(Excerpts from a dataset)
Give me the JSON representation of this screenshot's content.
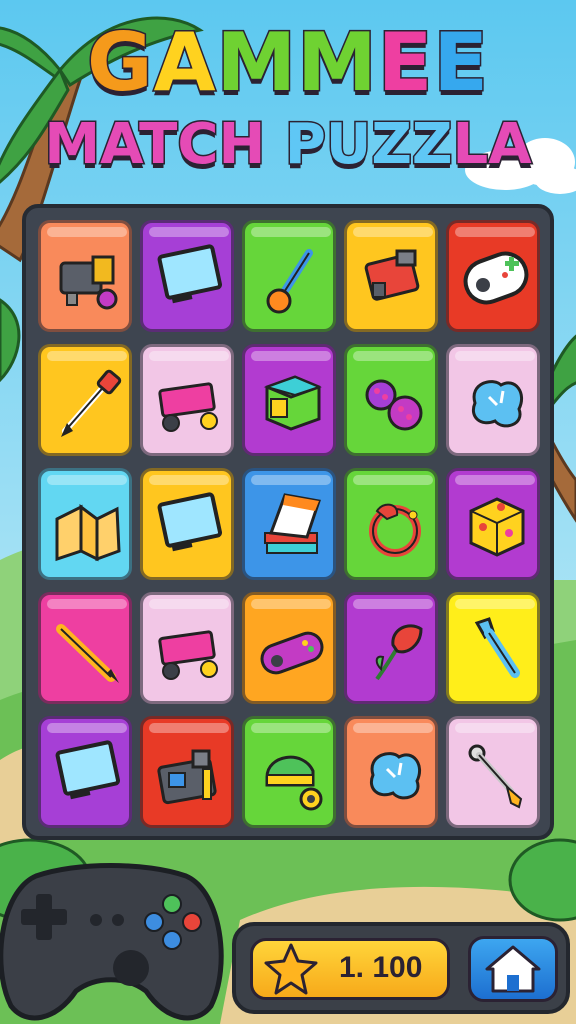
{
  "title": {
    "line1": [
      {
        "text": "G",
        "color": "#f59a1b"
      },
      {
        "text": "A",
        "color": "#ffd21f"
      },
      {
        "text": "M",
        "color": "#6fd232"
      },
      {
        "text": "M",
        "color": "#6fd232"
      },
      {
        "text": "E",
        "color": "#ee3fa1"
      },
      {
        "text": "E",
        "color": "#36a8ee"
      }
    ],
    "line2": [
      {
        "text": "MATCH ",
        "color": "#e54bb6"
      },
      {
        "text": "PUZZ",
        "color": "#5fc7f5"
      },
      {
        "text": "LA",
        "color": "#e54bb6"
      }
    ]
  },
  "tiles": [
    {
      "name": "gear-machine",
      "color": "#f98a5b",
      "icon": "gear-machine-icon"
    },
    {
      "name": "monitor",
      "color": "#a63fd6",
      "icon": "monitor-icon"
    },
    {
      "name": "joystick-lever",
      "color": "#66d63a",
      "icon": "joystick-lever-icon"
    },
    {
      "name": "engine-block",
      "color": "#ffc61f",
      "icon": "engine-block-icon"
    },
    {
      "name": "game-controller",
      "color": "#e83a26",
      "icon": "game-controller-icon"
    },
    {
      "name": "arrow-tool",
      "color": "#ffc61f",
      "icon": "arrow-tool-icon"
    },
    {
      "name": "cart",
      "color": "#f2c6e6",
      "icon": "cart-icon"
    },
    {
      "name": "box",
      "color": "#b23bd0",
      "icon": "box-icon"
    },
    {
      "name": "buttons",
      "color": "#66d63a",
      "icon": "buttons-icon"
    },
    {
      "name": "blue-blob",
      "color": "#f2c6e6",
      "icon": "blue-blob-icon"
    },
    {
      "name": "folded-paper",
      "color": "#62d7f2",
      "icon": "folded-paper-icon"
    },
    {
      "name": "monitor",
      "color": "#ffc61f",
      "icon": "monitor-icon"
    },
    {
      "name": "book-stack",
      "color": "#3d95e8",
      "icon": "book-stack-icon"
    },
    {
      "name": "bird-ring",
      "color": "#66d63a",
      "icon": "bird-ring-icon"
    },
    {
      "name": "yellow-cube",
      "color": "#b23bd0",
      "icon": "yellow-cube-icon"
    },
    {
      "name": "pen",
      "color": "#ee3fa1",
      "icon": "pen-icon"
    },
    {
      "name": "cart",
      "color": "#f2c6e6",
      "icon": "cart-icon"
    },
    {
      "name": "handheld-console",
      "color": "#ffa621",
      "icon": "handheld-console-icon"
    },
    {
      "name": "flower",
      "color": "#b23bd0",
      "icon": "flower-icon"
    },
    {
      "name": "blue-key",
      "color": "#ffee1a",
      "icon": "blue-key-icon"
    },
    {
      "name": "monitor",
      "color": "#a63fd6",
      "icon": "monitor-icon"
    },
    {
      "name": "robot-machine",
      "color": "#e83a26",
      "icon": "robot-machine-icon"
    },
    {
      "name": "helmet",
      "color": "#66d63a",
      "icon": "helmet-icon"
    },
    {
      "name": "blue-blob",
      "color": "#f98a5b",
      "icon": "blue-blob-icon"
    },
    {
      "name": "screwdriver",
      "color": "#f2c6e6",
      "icon": "screwdriver-icon"
    }
  ],
  "score": {
    "value": "1. 100",
    "icon": "star-icon"
  },
  "home_button": {
    "icon": "home-icon"
  },
  "decor": {
    "controller": "gamepad-icon"
  }
}
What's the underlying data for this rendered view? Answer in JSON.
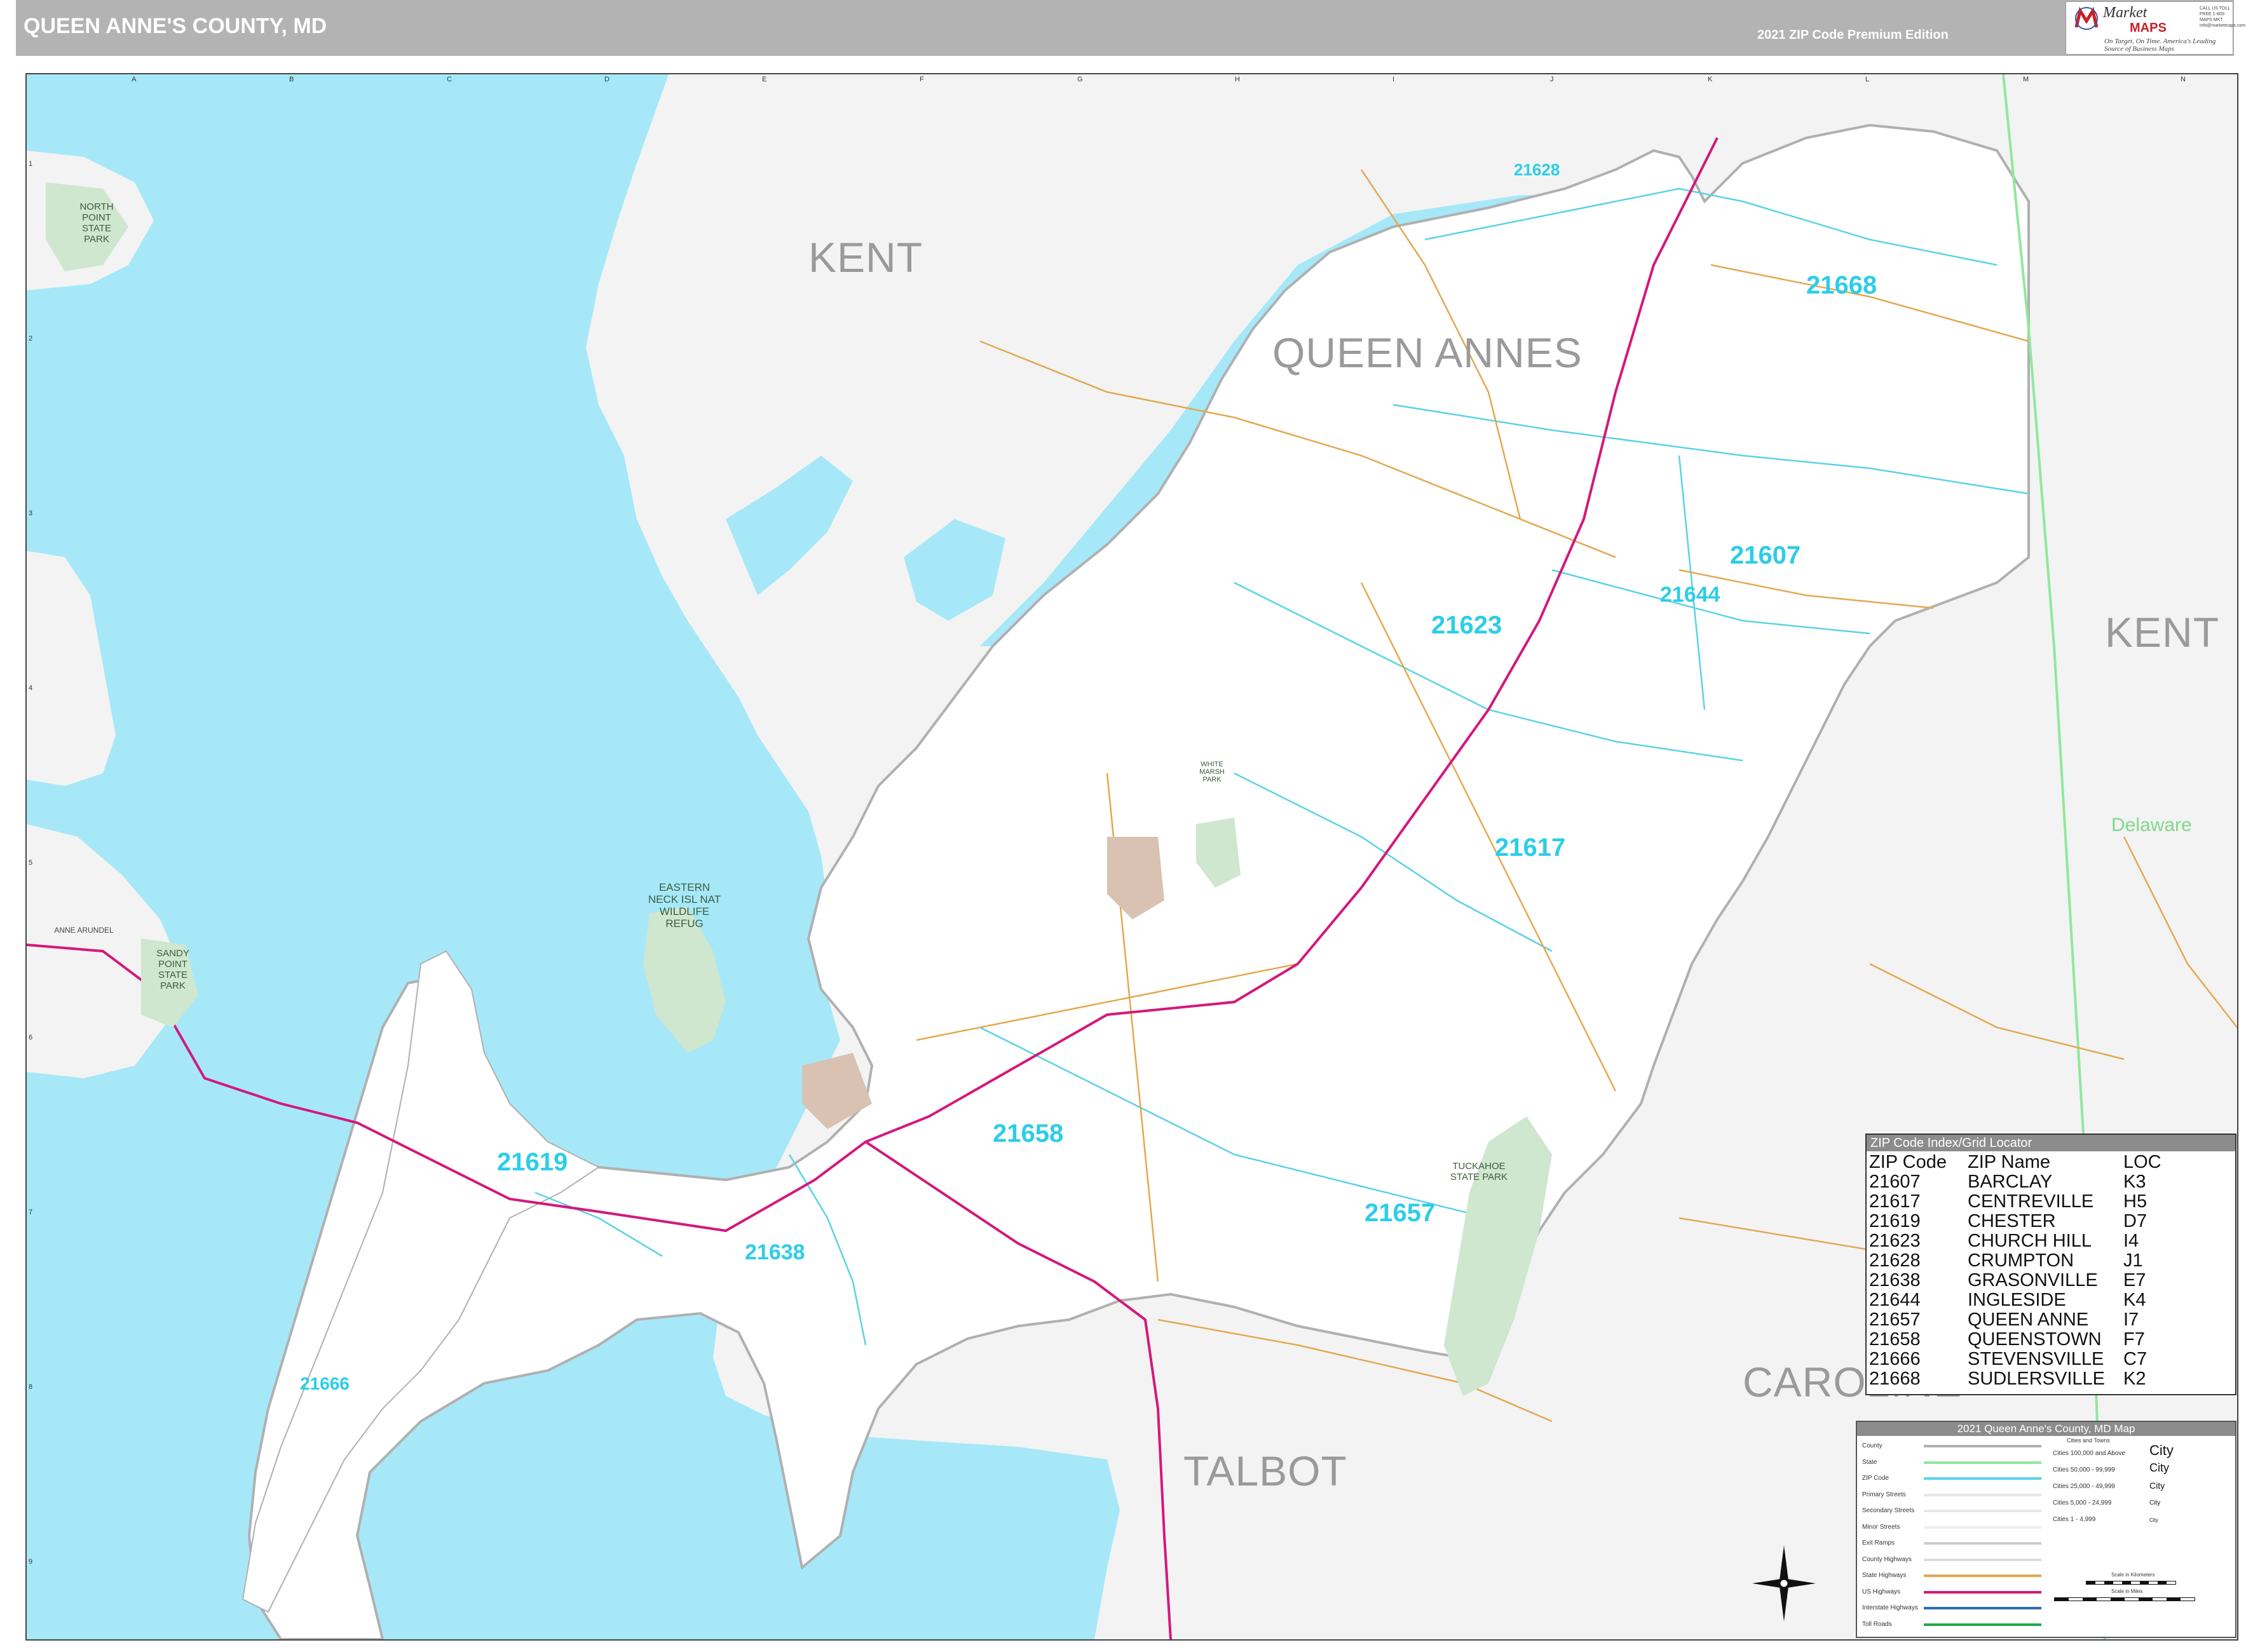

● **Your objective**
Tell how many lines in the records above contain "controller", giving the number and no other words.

● **Response**
3